TASK PROMPT: From the records below, copy each line in which the string "true" occurs.

EXTRACTED DATA:
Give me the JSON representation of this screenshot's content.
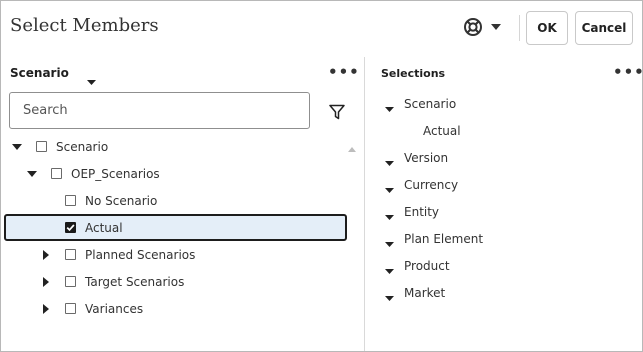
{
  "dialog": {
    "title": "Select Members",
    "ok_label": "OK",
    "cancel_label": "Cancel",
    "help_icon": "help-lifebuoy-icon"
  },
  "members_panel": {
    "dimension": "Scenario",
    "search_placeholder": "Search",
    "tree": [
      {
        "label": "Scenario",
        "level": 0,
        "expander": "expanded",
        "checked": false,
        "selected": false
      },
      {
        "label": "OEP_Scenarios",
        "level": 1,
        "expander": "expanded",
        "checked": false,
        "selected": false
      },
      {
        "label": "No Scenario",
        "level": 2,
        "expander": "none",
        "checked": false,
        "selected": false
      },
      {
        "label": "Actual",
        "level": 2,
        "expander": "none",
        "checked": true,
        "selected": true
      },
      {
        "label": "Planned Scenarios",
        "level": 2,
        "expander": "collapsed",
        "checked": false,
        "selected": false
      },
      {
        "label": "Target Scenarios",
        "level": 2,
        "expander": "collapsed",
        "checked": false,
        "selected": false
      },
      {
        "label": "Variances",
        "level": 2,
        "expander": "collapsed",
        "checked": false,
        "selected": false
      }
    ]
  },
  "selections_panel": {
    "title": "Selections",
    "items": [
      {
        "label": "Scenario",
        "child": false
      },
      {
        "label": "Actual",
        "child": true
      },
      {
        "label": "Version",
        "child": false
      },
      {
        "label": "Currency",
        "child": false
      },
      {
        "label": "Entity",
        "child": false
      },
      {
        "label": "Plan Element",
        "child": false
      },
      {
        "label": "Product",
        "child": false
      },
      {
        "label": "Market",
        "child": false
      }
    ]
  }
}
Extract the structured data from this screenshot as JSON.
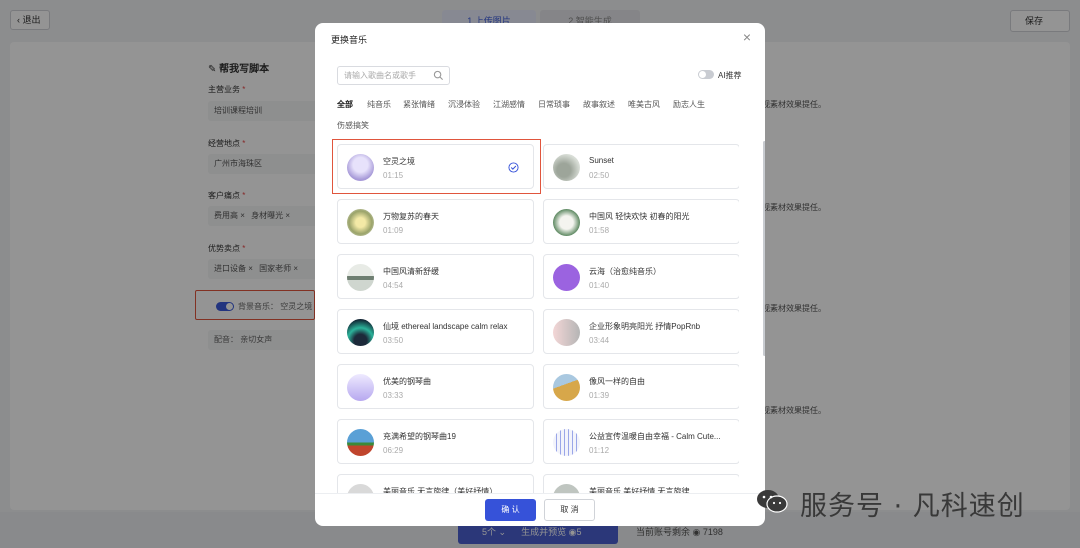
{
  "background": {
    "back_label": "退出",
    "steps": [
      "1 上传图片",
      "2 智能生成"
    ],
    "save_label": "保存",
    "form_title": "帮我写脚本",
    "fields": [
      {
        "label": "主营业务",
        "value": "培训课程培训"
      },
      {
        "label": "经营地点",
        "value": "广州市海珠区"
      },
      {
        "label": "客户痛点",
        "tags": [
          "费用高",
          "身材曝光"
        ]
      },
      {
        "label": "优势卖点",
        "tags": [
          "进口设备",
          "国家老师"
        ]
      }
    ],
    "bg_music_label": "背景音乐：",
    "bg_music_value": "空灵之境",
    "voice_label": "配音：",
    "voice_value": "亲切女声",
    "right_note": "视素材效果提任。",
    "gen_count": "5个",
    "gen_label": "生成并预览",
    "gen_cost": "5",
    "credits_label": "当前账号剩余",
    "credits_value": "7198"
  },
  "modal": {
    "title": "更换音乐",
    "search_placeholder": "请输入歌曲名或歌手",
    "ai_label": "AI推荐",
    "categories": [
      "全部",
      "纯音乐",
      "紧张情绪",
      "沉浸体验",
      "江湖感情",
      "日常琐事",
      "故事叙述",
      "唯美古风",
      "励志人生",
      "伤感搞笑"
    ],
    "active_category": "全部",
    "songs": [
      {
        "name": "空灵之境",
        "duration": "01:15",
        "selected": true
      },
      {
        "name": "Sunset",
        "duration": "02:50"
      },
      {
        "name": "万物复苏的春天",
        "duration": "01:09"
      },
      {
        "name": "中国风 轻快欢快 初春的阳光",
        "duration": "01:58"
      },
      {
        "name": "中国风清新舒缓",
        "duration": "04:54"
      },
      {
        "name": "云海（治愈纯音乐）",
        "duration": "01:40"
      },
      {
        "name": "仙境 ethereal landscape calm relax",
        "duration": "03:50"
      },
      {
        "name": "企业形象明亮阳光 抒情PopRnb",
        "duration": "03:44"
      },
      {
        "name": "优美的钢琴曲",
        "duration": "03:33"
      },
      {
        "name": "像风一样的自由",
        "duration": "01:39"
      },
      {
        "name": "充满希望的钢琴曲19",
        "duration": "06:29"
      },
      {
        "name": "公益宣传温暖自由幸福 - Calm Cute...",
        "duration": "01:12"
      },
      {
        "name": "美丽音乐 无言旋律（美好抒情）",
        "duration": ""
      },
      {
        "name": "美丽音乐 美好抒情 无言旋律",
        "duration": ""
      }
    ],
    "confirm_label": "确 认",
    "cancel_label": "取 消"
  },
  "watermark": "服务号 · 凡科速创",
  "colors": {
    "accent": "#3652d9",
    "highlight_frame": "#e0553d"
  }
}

RESULT:
        "checked": true,
        "selected": true
        "child": true
        "selected": true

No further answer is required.